We had previously procured replacement geometric and encaustic ceramic tiles for those missing or broken or excessively worn.  These replacement tiles came from Maw & Co, the English company which had manufactured the original tiles installed in 1885.  Needless to say, the limited number of replacements (5-10% of the total) and our work to lift and relay the floor cost rather more than the complete cost of the original tiles - the Great Synagogue's records show that the tiles originally cost £344/1/4 (three hundred and forty four pounds, one shilling and four pence), whilst the tiling cost £100.

We also worked with the specialist supplier of conservation materials, Westox, to develop a cementitious mortar that would be as close as possible to the original mix used to lay the tiles.  The composition of Portland cement has changed significantly since 1878, and it is now much stronger and chemically different to then.  The mix we developed used a combination of modern Portland cement and pozzolans to reduce the strength and shift the composition and characteristics of the mortar back closer to the 1870s Portland cement based mix in the original floor.

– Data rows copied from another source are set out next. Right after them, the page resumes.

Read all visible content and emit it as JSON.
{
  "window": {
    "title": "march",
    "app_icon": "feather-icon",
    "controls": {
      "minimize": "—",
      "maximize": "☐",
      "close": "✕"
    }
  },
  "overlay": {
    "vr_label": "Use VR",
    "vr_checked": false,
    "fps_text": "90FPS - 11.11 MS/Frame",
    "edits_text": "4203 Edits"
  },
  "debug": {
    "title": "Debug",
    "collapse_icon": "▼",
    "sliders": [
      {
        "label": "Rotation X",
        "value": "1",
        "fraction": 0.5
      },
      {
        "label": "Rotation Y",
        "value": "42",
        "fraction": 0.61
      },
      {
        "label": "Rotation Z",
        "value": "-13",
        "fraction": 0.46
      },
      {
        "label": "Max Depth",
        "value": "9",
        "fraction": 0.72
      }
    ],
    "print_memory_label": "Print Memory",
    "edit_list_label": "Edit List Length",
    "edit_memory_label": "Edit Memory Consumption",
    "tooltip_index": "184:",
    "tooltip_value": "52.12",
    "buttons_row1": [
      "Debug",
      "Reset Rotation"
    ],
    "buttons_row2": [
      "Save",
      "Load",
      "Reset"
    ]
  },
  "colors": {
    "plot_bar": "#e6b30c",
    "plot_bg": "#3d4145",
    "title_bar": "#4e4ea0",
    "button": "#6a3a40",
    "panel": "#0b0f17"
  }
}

Other challenges included:
  • how to integrate the replacement tiles with the original tiles
  • resolving variations in the dimensional tolerances of the tiles and original joint widths
  • lifting and refixing the timber pews
We successfully relaid the floor in the time available to us, and based on our recent post-completion inspection, the floor stood up to all that the large wedding held a few days after we finished work could throw at it ... including breaking glass!

David West
International Conservation Services

1 comment:

Matthew Irish said...

Great to see these finally made it into place. I remember seeing some of the sample tiles when I was working at ICS back in 2006!